**Listed entries**
++++
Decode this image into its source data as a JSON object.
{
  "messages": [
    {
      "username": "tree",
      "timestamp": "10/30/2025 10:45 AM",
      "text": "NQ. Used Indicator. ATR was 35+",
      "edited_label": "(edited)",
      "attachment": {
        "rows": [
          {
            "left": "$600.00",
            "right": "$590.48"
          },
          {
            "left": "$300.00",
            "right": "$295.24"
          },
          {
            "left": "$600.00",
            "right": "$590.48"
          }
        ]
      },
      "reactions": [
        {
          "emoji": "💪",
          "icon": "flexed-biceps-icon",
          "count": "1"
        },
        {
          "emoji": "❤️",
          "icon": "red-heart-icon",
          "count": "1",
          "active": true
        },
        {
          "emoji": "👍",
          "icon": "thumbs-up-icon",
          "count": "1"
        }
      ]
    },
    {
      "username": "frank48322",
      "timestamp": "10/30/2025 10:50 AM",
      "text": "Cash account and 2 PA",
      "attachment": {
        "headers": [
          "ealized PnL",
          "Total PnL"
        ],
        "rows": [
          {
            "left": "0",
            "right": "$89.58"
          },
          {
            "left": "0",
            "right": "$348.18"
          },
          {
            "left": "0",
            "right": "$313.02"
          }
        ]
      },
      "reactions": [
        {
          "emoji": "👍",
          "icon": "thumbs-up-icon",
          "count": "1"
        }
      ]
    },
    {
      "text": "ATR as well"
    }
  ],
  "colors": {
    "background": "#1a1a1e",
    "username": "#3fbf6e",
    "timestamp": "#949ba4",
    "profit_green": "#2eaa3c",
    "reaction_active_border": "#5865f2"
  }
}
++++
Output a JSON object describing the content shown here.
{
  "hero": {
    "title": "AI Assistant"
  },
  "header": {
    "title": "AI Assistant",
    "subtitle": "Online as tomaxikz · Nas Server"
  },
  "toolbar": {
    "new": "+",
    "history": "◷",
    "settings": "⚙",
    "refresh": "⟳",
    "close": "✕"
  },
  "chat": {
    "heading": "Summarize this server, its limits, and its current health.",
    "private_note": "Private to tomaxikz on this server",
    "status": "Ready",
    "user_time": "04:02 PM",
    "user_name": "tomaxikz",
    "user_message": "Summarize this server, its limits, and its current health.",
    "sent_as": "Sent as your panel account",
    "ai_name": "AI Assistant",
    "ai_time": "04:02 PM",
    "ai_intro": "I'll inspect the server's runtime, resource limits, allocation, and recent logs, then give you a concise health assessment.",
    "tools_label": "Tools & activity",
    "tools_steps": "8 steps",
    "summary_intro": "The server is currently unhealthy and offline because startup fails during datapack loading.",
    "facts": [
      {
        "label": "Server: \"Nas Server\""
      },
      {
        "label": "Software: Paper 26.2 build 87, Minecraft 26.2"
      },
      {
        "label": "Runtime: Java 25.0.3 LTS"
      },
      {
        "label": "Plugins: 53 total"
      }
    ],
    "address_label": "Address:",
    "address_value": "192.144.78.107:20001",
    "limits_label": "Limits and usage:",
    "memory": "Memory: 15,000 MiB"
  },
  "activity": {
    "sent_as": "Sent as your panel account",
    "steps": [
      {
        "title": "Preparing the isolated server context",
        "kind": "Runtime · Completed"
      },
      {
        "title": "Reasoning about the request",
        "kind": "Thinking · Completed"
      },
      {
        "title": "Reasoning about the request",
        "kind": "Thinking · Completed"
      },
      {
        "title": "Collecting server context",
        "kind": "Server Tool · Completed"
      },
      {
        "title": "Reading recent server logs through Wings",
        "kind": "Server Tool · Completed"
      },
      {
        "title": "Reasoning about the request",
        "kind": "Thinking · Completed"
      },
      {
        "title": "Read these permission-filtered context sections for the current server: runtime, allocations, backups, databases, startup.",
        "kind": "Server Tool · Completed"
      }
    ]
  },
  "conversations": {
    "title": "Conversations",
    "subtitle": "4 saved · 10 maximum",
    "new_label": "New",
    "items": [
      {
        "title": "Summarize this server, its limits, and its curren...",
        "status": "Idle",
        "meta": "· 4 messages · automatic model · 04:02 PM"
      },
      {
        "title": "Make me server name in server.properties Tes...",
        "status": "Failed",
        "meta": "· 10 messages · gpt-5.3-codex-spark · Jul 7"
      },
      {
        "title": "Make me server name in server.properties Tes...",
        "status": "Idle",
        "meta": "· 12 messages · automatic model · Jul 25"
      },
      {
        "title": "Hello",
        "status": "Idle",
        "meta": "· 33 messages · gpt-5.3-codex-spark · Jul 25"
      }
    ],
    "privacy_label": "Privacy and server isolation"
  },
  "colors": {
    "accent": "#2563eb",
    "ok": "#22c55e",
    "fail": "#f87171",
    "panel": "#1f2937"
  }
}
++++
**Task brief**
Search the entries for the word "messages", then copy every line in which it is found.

**Response box**
  "messages": [
        "meta": "· 4 messages · automatic model · 04:02 PM"
        "meta": "· 10 messages · gpt-5.3-codex-spark · Jul 7"
        "meta": "· 12 messages · automatic model · Jul 25"
        "meta": "· 33 messages · gpt-5.3-codex-spark · Jul 25"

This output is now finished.